The GAMA first quarter 2022 shipments and billings report for the General Aviation sector, including business aircraft, was released last week. That report shows mixed results, with growth in the number of aircraft delivered, but a shortfall in revenue compared to 2021. This is the result of a small shift in mix to smaller aircraft as the industry continues to struggle with supply chain constraints resulting from the global pandemic.
GAMA first quarter 2022 shipments were up across the board for fixed-wing aircraft, as shown in the chart below. The turboprop market showed the highest year over year gains versus 2021, averaging a 13.4% increase in volume. The dollar value of those shipment, however, fell by 7.9%, which was better than 2020 but still behind the 2019 pre-pandemic year. Helicopter shipments were also up, by 7%, but billings were down 17.2% as the mix moved to smaller helicopters in early 2022.
The first quarter is typically the weakest of any quarter for the industry, averaging 18.3% of turboprop deliveries since 2000 and 20.1% of business jet deliveries over the same period. The fourth quarter is typically the strongest, so there is still time in 2022 for a more robust recovery if the demand for business jets continues to absorb pre-owned inventories. This should require additional new aircraft production, but manufacturers are being prudent during the recovery. The following chart shows historic GAMA 1st quarter business jet deliveries, and illustrates that since 2000, we are closer to historic lows than historic highs.
If we project year-end deliveries based on historic percentage of 1st Quarter to full year results for the last decade, we would expect about 640 business jet deliveries in 2022.
Turboprop deliveries, by contrast, have seen their peak more recently, and the strong first quarter results for turboprops indicate a positive rebound may be underway.
If we project year-end deliveries based on the historic percentage of 1st Quarter to full year results for the last decade, we would expect about 520 turboprop deliveries in 2022
The following chart shows comparative 1st quarter deliveries of business aircraft by manufacturer from the GAMA first quarter report. Pilatus, after falling back in early 2021 due to pandemic constraints, rebounded well in early 2022. Textron remains the leader in the number of deliveries (we’ve excluded Piston aircraft from Textron and Cirrus) with Gulfstream and Bombardier second and third on an aircraft delivered basis. Embraer first quarter deliveries fell in early 2022. Dassault, which reports on a half-year basis, has been excluded from our analysis for a lack of 2022 data.

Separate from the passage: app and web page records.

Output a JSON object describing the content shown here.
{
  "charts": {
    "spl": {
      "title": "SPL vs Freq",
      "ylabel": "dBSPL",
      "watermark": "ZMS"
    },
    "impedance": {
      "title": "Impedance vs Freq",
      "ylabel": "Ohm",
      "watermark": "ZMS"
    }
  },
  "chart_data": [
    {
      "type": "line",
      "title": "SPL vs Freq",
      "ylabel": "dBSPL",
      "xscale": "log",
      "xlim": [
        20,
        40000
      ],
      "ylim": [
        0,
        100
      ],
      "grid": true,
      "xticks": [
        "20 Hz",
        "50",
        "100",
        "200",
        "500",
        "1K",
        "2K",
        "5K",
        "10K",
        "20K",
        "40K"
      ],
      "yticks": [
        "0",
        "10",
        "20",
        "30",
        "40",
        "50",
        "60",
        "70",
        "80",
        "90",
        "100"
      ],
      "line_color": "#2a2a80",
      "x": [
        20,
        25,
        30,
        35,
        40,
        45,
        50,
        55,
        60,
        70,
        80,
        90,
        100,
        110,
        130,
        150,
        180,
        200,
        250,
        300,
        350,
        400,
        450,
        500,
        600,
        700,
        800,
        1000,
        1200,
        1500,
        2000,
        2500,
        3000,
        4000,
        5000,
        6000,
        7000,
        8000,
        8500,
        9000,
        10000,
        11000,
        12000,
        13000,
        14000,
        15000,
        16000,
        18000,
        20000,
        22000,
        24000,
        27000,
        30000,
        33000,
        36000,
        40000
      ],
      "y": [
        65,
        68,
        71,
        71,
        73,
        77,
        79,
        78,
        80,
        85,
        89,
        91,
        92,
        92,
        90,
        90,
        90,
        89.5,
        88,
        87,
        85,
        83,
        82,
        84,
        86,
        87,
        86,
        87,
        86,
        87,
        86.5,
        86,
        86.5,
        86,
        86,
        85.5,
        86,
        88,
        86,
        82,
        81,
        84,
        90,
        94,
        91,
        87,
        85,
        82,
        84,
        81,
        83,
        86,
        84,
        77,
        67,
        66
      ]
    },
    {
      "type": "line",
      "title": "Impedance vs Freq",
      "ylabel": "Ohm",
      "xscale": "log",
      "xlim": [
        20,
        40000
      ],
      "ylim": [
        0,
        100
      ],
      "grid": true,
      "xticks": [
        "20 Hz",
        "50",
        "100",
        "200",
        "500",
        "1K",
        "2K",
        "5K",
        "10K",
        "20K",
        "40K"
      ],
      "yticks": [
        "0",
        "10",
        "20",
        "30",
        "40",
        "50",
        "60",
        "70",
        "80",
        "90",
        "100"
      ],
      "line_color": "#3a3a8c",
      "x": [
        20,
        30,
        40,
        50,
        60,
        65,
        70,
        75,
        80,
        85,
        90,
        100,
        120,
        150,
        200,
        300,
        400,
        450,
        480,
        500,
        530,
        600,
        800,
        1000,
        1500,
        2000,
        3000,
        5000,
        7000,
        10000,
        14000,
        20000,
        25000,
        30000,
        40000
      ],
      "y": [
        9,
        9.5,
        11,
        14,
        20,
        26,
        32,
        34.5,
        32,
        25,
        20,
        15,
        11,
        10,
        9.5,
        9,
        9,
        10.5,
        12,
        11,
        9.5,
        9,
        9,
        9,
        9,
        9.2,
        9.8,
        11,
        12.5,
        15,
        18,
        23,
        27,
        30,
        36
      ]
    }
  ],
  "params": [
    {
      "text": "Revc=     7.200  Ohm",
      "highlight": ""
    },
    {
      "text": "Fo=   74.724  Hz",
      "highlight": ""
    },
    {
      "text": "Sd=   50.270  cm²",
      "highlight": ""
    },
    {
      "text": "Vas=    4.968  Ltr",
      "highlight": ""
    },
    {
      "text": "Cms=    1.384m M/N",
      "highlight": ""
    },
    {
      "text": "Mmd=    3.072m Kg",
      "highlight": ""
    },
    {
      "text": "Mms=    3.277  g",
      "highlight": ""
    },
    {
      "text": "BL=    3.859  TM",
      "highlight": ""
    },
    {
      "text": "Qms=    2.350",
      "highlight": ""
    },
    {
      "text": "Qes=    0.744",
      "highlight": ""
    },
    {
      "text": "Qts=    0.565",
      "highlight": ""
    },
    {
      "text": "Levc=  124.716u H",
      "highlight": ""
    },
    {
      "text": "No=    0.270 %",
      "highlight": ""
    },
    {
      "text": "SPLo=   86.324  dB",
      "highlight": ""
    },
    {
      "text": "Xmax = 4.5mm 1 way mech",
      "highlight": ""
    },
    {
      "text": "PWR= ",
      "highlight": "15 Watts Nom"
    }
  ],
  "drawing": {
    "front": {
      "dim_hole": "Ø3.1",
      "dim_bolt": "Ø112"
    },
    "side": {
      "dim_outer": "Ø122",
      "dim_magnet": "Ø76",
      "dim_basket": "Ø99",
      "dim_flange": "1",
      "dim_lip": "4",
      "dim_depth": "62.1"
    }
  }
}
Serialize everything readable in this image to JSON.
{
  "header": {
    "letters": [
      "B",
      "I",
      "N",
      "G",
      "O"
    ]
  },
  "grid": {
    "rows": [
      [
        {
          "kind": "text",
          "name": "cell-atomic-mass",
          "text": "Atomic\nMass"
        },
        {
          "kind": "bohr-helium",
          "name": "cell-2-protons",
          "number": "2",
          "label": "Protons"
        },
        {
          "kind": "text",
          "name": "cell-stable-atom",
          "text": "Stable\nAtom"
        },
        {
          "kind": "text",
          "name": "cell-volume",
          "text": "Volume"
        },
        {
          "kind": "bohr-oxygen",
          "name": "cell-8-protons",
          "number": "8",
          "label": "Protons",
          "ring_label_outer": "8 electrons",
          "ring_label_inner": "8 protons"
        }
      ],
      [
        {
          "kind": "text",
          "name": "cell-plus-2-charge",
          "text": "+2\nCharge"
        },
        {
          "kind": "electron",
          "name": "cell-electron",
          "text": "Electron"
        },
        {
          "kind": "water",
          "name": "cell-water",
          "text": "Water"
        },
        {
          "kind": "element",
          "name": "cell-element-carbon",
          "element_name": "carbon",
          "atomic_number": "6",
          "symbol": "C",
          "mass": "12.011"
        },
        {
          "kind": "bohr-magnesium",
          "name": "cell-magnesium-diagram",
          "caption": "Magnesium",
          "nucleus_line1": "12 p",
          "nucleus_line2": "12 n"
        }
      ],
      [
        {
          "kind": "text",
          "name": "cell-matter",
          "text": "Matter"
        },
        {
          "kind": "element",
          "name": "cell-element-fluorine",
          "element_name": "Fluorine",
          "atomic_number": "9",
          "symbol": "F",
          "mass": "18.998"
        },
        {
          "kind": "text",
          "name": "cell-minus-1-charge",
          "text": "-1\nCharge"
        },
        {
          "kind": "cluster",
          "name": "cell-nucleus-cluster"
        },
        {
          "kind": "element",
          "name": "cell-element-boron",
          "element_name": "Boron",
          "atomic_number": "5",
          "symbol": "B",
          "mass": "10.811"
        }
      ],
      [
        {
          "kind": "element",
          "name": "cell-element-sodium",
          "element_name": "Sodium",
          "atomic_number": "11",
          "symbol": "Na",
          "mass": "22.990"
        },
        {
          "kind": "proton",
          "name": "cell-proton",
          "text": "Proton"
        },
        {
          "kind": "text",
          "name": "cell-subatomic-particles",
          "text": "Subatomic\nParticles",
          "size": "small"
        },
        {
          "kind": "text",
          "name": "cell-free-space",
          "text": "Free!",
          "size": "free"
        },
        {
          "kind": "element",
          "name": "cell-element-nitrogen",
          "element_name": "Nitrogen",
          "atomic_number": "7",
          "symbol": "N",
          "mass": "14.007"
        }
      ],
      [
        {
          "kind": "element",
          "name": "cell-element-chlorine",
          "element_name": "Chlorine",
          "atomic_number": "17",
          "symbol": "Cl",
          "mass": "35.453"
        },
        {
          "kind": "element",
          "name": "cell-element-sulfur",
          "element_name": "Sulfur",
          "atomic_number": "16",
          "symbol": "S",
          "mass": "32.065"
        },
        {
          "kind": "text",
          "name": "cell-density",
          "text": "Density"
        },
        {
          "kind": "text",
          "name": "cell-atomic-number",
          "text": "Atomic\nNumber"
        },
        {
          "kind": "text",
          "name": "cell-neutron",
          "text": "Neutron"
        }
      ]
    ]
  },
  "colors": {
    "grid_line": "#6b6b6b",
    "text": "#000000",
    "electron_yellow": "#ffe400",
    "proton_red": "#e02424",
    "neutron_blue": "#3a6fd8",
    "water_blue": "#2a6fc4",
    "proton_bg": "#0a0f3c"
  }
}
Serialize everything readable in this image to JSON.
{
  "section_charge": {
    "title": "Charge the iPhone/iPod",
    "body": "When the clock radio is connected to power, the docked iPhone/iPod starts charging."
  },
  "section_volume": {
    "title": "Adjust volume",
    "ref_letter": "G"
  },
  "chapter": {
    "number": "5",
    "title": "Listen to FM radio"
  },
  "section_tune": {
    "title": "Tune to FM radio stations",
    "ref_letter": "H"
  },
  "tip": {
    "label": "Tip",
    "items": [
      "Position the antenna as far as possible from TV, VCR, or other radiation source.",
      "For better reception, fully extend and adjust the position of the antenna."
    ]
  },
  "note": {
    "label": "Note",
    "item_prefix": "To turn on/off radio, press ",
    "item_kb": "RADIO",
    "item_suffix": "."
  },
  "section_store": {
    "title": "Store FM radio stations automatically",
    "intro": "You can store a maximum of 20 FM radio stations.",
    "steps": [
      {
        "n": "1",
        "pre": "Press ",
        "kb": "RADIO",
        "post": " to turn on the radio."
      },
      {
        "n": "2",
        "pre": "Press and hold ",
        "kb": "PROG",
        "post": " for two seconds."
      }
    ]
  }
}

The following chart shows market share by number of aircraft delivered, excluding piston aircraft from Textron and Cirrus, and Dassault, which reports on a half-year convention.
On a dollar billings basis, the GAMA first quarter report shows that the market share changes dramatically, with high-end players Gulfstream and Bombardier leading the way. The following chart shows billings by company (including piston aircraft for Textron and Cirrus):
The following chart shows market share by aircraft billings for the 1st quarter of 2022:
The Bottom Line
While the GAMA report has some encouraging elements, it is clear that business aircraft production has not bounced back as rapidly as many had hoped, with supply chain constraints and the economic of raw materials inflation impacting manufacturers in early 2022. While demand for business aircraft flights remains strong, the low average utilization for a business jet provides the opportunity to absorb growth into the existing fleet, particularly for charter, card, and fractional programs who can incrementally absorb addition volume without increasing their fleets.
We do expect production to ramp up, but given the current economic outlook, we also expect manufacturers to be caution as they increase their production rates, and expect more conservative growth in 2022.